Yet, still, questions persist. “”Did’st thou”?”, Destiny asks Ego. “Thou did’st not mean”, to say,” Ego always has a retort.

It is the last line that throws the question back to me, the reader. “Then, turn my Face away.” Is the poem turning away from me at a certain point because I am looking for answers that it cannot provide? Am I turning away from myself? Away from others? It strikes me that at different times, the answer to each question is, “yes.”

Ponder A Poem A Day – Accept What Comes Your Way

Emily Dickinson persuades us with the allure of beauty and its devastating seductions in “Nobody knows this little Rose – ”. Exquisite grace, in a little Rose, or other form of beauty, takes part of its appeal from its intrinsic vulnerability.

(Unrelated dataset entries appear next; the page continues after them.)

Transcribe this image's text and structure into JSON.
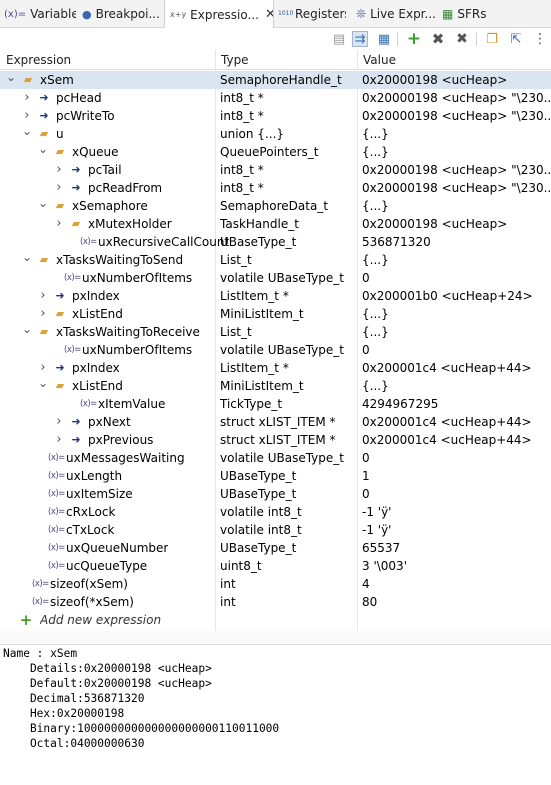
{
  "tabs": [
    {
      "label": "Variables",
      "icon": "(x)="
    },
    {
      "label": "Breakpoi...",
      "icon": "●"
    },
    {
      "label": "Expressio...",
      "icon": "x+y",
      "close": "✕"
    },
    {
      "label": "Registers",
      "icon": "1010"
    },
    {
      "label": "Live Expr...",
      "icon": "❊"
    },
    {
      "label": "SFRs",
      "icon": "▦"
    }
  ],
  "columns": {
    "expression": "Expression",
    "type": "Type",
    "value": "Value"
  },
  "rows": [
    {
      "name": "xSem",
      "type": "SemaphoreHandle_t",
      "value": "0x20000198 <ucHeap>"
    },
    {
      "name": "pcHead",
      "type": "int8_t *",
      "value": "0x20000198 <ucHeap> \"\\230..."
    },
    {
      "name": "pcWriteTo",
      "type": "int8_t *",
      "value": "0x20000198 <ucHeap> \"\\230..."
    },
    {
      "name": "u",
      "type": "union {...}",
      "value": "{...}"
    },
    {
      "name": "xQueue",
      "type": "QueuePointers_t",
      "value": "{...}"
    },
    {
      "name": "pcTail",
      "type": "int8_t *",
      "value": "0x20000198 <ucHeap> \"\\230..."
    },
    {
      "name": "pcReadFrom",
      "type": "int8_t *",
      "value": "0x20000198 <ucHeap> \"\\230..."
    },
    {
      "name": "xSemaphore",
      "type": "SemaphoreData_t",
      "value": "{...}"
    },
    {
      "name": "xMutexHolder",
      "type": "TaskHandle_t",
      "value": "0x20000198 <ucHeap>"
    },
    {
      "name": "uxRecursiveCallCount",
      "type": "UBaseType_t",
      "value": "536871320"
    },
    {
      "name": "xTasksWaitingToSend",
      "type": "List_t",
      "value": "{...}"
    },
    {
      "name": "uxNumberOfItems",
      "type": "volatile UBaseType_t",
      "value": "0"
    },
    {
      "name": "pxIndex",
      "type": "ListItem_t *",
      "value": "0x200001b0 <ucHeap+24>"
    },
    {
      "name": "xListEnd",
      "type": "MiniListItem_t",
      "value": "{...}"
    },
    {
      "name": "xTasksWaitingToReceive",
      "type": "List_t",
      "value": "{...}"
    },
    {
      "name": "uxNumberOfItems",
      "type": "volatile UBaseType_t",
      "value": "0"
    },
    {
      "name": "pxIndex",
      "type": "ListItem_t *",
      "value": "0x200001c4 <ucHeap+44>"
    },
    {
      "name": "xListEnd",
      "type": "MiniListItem_t",
      "value": "{...}"
    },
    {
      "name": "xItemValue",
      "type": "TickType_t",
      "value": "4294967295"
    },
    {
      "name": "pxNext",
      "type": "struct xLIST_ITEM *",
      "value": "0x200001c4 <ucHeap+44>"
    },
    {
      "name": "pxPrevious",
      "type": "struct xLIST_ITEM *",
      "value": "0x200001c4 <ucHeap+44>"
    },
    {
      "name": "uxMessagesWaiting",
      "type": "volatile UBaseType_t",
      "value": "0"
    },
    {
      "name": "uxLength",
      "type": "UBaseType_t",
      "value": "1"
    },
    {
      "name": "uxItemSize",
      "type": "UBaseType_t",
      "value": "0"
    },
    {
      "name": "cRxLock",
      "type": "volatile int8_t",
      "value": "-1 'ÿ'"
    },
    {
      "name": "cTxLock",
      "type": "volatile int8_t",
      "value": "-1 'ÿ'"
    },
    {
      "name": "uxQueueNumber",
      "type": "UBaseType_t",
      "value": "65537"
    },
    {
      "name": "ucQueueType",
      "type": "uint8_t",
      "value": "3 '\\003'"
    },
    {
      "name": "sizeof(xSem)",
      "type": "int",
      "value": "4"
    },
    {
      "name": "sizeof(*xSem)",
      "type": "int",
      "value": "80"
    }
  ],
  "add_expression": "Add new expression",
  "details": [
    "Name : xSem",
    "    Details:0x20000198 <ucHeap>",
    "    Default:0x20000198 <ucHeap>",
    "    Decimal:536871320",
    "    Hex:0x20000198",
    "    Binary:100000000000000000000110011000",
    "    Octal:04000000630"
  ]
}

Nobody knows this little Rose –
It might a pilgrim be
Did I not take it from the ways
And lift it up to thee.
Only a Bee will miss it –
Only a Butterfly,
Hastening from far journey –
On its breast to lie –
Only a Bird will wonder –
Only a Breeze will sigh –
Ah Little Rose – how easy“
For such as thee to die!

When reading this poem, I first visualize a pretty little rose going unnoticed, except by me.  This vision is accompanied by a tugging emotion.

As “It might a pilgrim be” may indicate a purpose other than the one I attribute it, so also could the “Little Rose”‘s beauty be something intended just for me. (In the 11th line a capitalized “title” replaces the all-inclusive little Rose in the first line.) Similarly, important choices about identity, career and family must entertain alternatives.

In the background of my thoughts I’m compelled to wonder how many other charming examples of wooing-nature, either in my own character or my environment, suffer the fate of being barely missed when I “…take it from the ways” that are available to me when I act on my own volition.

When I follow a particular path in my life, perhaps I fulfill my destiny, “And lift it up to thee.” Typically, however, someone — a parent, friend or employer has other ideas. In fact, I may be removing myself from another purpose where someone needs me to be, as in, “Only a Bee will miss it – / Only a Butterfly, / Hastening from far journey – / On its breast to lie -”.

Feel the drama. Praise, and pay tribute to, the discovery of purpose. Mourn the dismissed alternative. Let your heartstrings be pulled. “Ah Little Rose – how easy” to be, after all.

But, of course, the contest, the tension derives from the evenly matched deftness with which we may choose something else, some other way, “to be.” “For such as thee to die!” Some alternative must always be set aside. And, we cannot hope for complete anonymity in our choices. Even if, “Only a Bird will wonder – / Only a Breeze will sigh – ”.

Ponder A Poem A Day – Accept What Comes Your Way